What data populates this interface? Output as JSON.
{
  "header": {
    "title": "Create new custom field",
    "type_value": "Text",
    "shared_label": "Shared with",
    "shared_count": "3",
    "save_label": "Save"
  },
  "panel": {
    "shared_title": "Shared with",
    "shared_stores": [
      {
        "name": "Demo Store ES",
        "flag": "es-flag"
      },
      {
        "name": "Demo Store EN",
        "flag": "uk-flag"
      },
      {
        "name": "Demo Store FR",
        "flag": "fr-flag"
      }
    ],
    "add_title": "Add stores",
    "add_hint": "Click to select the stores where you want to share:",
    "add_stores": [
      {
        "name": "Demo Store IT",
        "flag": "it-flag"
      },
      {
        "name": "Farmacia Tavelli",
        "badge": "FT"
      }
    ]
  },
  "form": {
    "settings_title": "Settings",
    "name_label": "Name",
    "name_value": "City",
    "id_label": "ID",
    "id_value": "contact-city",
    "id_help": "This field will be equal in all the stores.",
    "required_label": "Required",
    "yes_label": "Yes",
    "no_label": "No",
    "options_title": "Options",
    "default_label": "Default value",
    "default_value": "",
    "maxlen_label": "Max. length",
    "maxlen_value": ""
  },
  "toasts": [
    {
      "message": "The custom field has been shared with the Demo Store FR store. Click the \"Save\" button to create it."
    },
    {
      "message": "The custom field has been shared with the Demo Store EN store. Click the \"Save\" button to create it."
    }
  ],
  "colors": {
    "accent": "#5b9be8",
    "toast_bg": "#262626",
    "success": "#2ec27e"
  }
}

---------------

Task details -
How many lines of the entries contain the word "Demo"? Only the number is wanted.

Worked solution -
6